_WHAT YOU SHOULD DO_
Below are records; work out how many of their lines contain the word "public" and reply with the number only.
════════════════════
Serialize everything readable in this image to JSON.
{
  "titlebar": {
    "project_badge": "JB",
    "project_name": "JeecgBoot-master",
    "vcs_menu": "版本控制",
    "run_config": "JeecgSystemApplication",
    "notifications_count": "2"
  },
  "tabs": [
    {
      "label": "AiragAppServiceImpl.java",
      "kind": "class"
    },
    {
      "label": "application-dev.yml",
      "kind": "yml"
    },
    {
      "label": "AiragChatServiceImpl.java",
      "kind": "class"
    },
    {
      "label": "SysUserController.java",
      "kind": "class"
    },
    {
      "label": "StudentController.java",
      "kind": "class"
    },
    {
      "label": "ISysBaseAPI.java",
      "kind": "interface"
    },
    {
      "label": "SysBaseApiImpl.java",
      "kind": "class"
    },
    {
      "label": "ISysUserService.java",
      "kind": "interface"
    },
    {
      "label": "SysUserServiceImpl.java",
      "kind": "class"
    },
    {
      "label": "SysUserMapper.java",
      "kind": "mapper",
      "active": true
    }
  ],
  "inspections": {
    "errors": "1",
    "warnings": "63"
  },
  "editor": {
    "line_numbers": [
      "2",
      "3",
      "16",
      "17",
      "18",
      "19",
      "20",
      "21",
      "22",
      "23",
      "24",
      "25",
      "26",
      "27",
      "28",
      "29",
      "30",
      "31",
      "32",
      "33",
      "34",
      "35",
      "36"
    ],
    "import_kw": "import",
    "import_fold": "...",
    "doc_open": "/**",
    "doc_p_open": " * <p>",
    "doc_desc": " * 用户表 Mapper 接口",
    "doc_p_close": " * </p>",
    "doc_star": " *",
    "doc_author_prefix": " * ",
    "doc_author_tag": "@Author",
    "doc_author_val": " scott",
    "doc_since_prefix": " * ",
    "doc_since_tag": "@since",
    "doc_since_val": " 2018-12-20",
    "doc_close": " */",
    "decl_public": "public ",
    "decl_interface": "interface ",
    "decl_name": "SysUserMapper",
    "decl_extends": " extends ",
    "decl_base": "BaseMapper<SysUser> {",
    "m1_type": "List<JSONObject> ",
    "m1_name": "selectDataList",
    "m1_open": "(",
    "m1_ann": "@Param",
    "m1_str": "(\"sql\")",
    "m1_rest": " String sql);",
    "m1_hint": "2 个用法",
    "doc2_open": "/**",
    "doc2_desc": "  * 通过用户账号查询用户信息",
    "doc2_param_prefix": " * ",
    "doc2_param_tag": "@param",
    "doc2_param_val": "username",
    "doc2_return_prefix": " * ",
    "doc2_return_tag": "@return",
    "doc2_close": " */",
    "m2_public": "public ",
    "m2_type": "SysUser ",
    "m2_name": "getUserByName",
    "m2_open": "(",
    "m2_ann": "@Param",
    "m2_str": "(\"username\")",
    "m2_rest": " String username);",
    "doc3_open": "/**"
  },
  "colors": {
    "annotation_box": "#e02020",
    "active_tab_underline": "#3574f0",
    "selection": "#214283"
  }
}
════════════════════
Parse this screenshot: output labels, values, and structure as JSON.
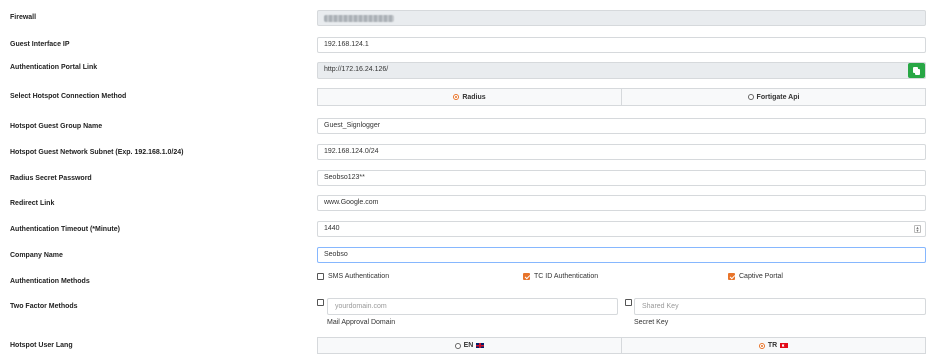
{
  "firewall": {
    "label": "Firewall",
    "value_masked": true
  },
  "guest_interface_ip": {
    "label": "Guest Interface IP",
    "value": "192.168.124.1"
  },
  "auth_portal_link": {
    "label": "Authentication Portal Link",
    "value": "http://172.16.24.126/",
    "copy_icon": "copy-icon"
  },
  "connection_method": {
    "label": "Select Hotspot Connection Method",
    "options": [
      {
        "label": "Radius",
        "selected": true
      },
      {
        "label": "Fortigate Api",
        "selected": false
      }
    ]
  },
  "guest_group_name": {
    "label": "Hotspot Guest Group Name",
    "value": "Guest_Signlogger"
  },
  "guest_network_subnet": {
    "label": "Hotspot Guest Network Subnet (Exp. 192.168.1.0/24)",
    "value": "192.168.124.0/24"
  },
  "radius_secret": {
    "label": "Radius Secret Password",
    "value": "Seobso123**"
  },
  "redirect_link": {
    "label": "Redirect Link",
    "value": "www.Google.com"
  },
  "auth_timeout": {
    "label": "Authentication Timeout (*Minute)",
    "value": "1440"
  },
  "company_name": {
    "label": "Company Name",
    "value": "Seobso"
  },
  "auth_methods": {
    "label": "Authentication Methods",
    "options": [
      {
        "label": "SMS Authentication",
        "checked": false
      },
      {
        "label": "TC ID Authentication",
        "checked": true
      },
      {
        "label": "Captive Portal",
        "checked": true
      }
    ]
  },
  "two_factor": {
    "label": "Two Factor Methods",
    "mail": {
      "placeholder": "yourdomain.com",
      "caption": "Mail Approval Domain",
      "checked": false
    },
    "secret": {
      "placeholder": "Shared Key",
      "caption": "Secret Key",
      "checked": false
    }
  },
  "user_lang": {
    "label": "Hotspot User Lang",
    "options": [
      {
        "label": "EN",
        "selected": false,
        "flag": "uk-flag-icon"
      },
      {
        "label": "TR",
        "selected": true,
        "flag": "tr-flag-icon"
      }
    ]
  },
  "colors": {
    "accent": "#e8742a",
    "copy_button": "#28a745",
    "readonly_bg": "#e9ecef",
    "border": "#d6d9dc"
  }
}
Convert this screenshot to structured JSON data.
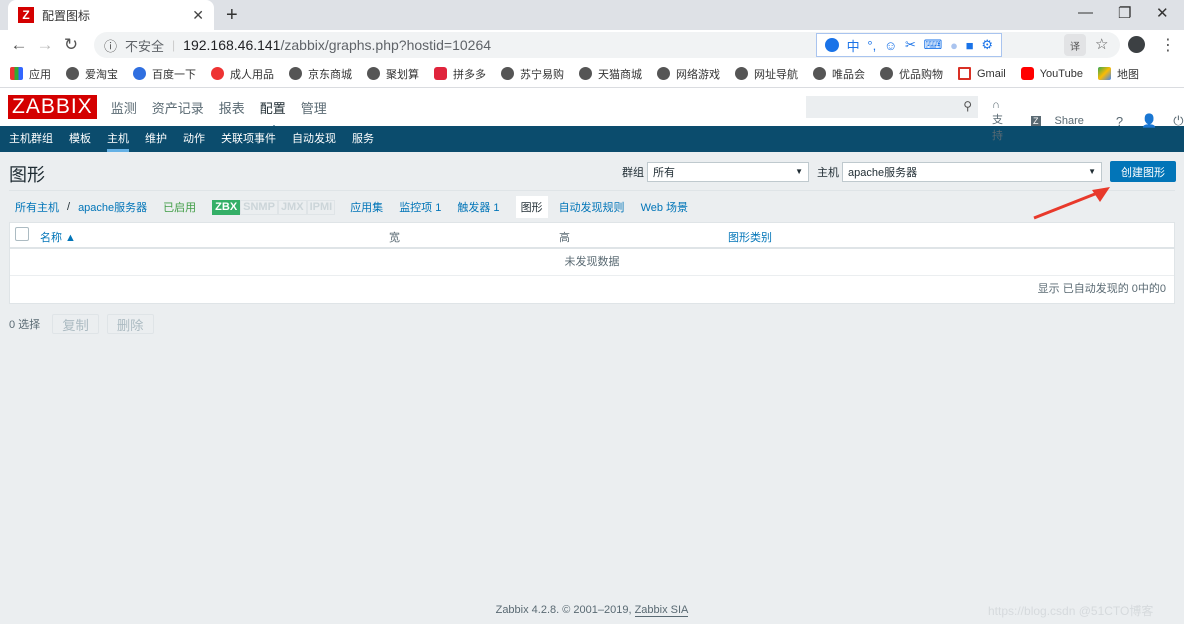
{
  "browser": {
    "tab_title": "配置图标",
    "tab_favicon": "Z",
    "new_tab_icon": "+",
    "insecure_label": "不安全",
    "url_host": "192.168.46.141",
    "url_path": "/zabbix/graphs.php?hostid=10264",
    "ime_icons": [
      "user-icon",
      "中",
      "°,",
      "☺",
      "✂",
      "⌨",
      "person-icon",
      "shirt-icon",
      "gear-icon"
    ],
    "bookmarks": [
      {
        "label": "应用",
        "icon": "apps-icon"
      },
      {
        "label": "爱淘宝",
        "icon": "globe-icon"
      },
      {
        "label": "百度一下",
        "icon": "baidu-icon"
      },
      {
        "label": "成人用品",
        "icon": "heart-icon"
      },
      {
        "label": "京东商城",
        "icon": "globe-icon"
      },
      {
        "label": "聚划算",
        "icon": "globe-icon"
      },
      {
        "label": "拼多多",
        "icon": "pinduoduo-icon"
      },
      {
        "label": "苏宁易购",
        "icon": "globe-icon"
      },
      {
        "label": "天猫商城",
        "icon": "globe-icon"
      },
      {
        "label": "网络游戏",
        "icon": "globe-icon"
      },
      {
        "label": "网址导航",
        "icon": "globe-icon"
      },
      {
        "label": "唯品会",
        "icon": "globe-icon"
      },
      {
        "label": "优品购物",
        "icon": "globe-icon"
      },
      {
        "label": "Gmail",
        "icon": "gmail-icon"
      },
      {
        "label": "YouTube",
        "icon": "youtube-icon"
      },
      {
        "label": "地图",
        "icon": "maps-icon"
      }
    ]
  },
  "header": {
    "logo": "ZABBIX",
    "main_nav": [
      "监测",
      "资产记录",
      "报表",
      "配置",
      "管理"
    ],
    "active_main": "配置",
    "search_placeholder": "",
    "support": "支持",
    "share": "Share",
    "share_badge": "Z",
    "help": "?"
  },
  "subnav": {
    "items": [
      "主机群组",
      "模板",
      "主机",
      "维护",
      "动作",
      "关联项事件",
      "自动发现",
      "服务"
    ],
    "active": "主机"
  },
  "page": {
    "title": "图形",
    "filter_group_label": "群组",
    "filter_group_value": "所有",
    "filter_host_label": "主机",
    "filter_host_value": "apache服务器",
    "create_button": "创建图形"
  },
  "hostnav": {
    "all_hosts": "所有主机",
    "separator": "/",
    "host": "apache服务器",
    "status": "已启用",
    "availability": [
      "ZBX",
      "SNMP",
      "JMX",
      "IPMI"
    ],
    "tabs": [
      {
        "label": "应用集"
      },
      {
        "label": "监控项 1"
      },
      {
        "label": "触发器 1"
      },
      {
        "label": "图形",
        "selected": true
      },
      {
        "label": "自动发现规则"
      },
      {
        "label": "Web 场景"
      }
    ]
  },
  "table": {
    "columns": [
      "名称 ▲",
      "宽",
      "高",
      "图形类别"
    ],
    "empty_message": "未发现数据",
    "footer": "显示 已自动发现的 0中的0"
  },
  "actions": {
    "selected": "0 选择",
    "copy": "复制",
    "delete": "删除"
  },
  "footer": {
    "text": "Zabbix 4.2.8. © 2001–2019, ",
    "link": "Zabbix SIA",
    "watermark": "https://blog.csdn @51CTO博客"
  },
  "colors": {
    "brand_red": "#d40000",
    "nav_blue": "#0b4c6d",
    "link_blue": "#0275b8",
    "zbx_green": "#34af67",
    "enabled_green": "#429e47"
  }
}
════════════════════
_EXERCISE RESULT_
2